). Thus, the improvement of swallowing combined with less eating problems observed in the TPF arm is not only beneficial for HRQOL but probably causes less morbidity and mortality in the follow-up.
Our randomised controlled trial (RCT) had several limitations. Despite being a robust, well-designed, and monitored RCT, HRQOL compliance became very limited over time, making only analyses of short-term HRQOL data possible and not allowing to draw definite conclusions. However, this is not unexpected, as collecting data in head and neck trials can be difficult, and indeed, the lack of RCTs with HRQOL results in the literature may support this hypothesis. In addition, at the start of this study, not all translations of the EORTC Head and Neck module were available, hence reducing the amount of information available from the module. At last, even if, as per protocol, very precise timing for the HRQOL assessment was described, time windows need to be defined to perform the analysis and assign HRQOL data to the different time points and allow for some delays.
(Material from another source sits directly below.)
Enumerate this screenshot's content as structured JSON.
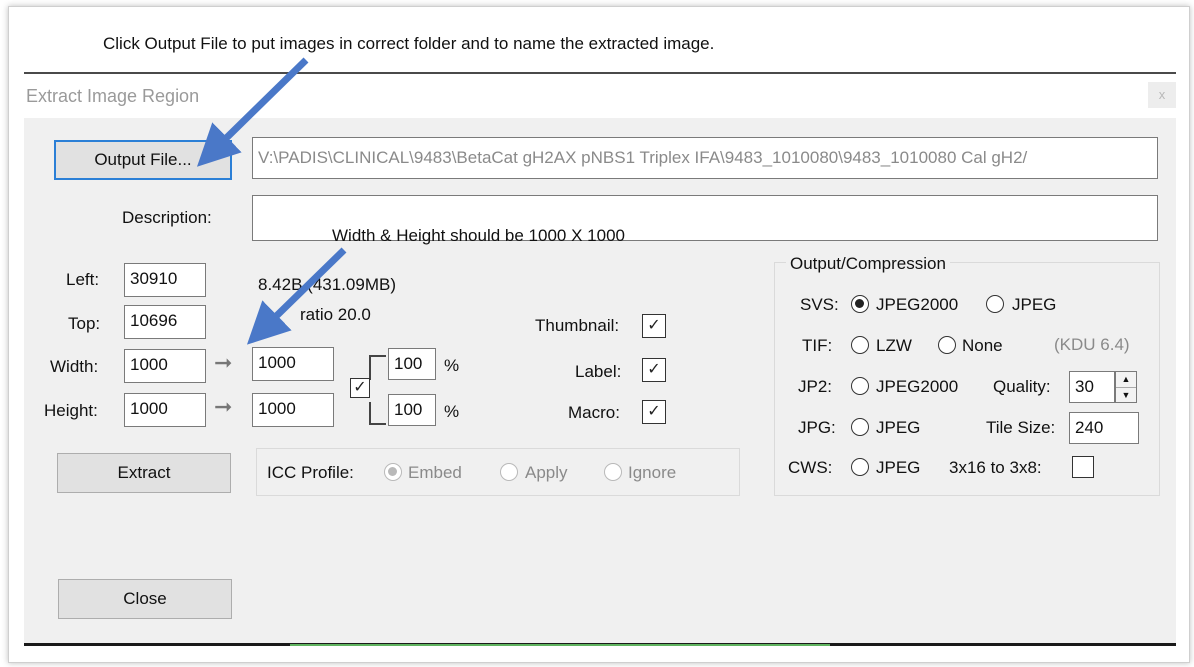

A 3-week delay was allowed for the assessments ‘At the end of cycle 2' and ‘At the end of cycle 4', which may have caused a slight underestimation of the treatment effect.
Nevertheless, there are positive points. This was a RCT with a good sample size; a similar compliance in both arms; the use of a robust methodology under missing data of the MAR type; and no indication of a source of bias in the investigation of the missingness mechanism.
At this moment, the standard treatment of locally advanced SCCHN consists of concurrent chemoradiation. Concurrent chemoradiation was not incorporated as treatment in the EORTC 24971/TAX 323. However, at this moment, several studies are running with TPF as induction CT followed by concurrent chemoradiotherapy or RT combined with an inhibitor of the epidermal growth factor receptor (EGFR). Because these treatments cause more toxicity than RT without concurrent combination, an improvement of the QoL and swallowing after TPF would be of real value.
The field of treatment of the locally advanced SCCHN is moving quickly at this moment. The main goal of these developments is to administer a less toxic regimen to patients while keeping the same chance for cure. The use of intensity modulated RT (IMRT) and the use of targeted therapies, such as EGFR inhibitors, will lead to less toxicity and hopefully a better QoL for those patients (Feng et al, 2010
). In addition, human papillomavirus-positive patients do have a better prognosis, both after CT and RT (Fakhry and Gillison, 2006
). In future, these patients may be treated with a less-toxic regimen than the nowadays used concomitant chemoradiotherapy. The exact role in future for induction CT, that is, TPF, in this moving field is not yet clear. However, our observation of an improvement of global QoL during induction CT is important, and has to be investigated in future trials with induction CT followed by concurrent chemoradiation using IMRT, or followed by concurrent EGFR inhibition with RT.
In summary, in unresectable SCCHN patients, TPF compared with PF as induction CT before RT seemed to improve global HRQOL and swallowing in parallel with a significantly improved OS and less severe induced toxicity. These analogous improvements of a longer life with a better HRQOL in some areas can be seen as the ultimate goal of treatment of cancer patients and opens the door for further studies to determine the exact place of TPF as induction CT for the treatment of locally advanced SCCHN.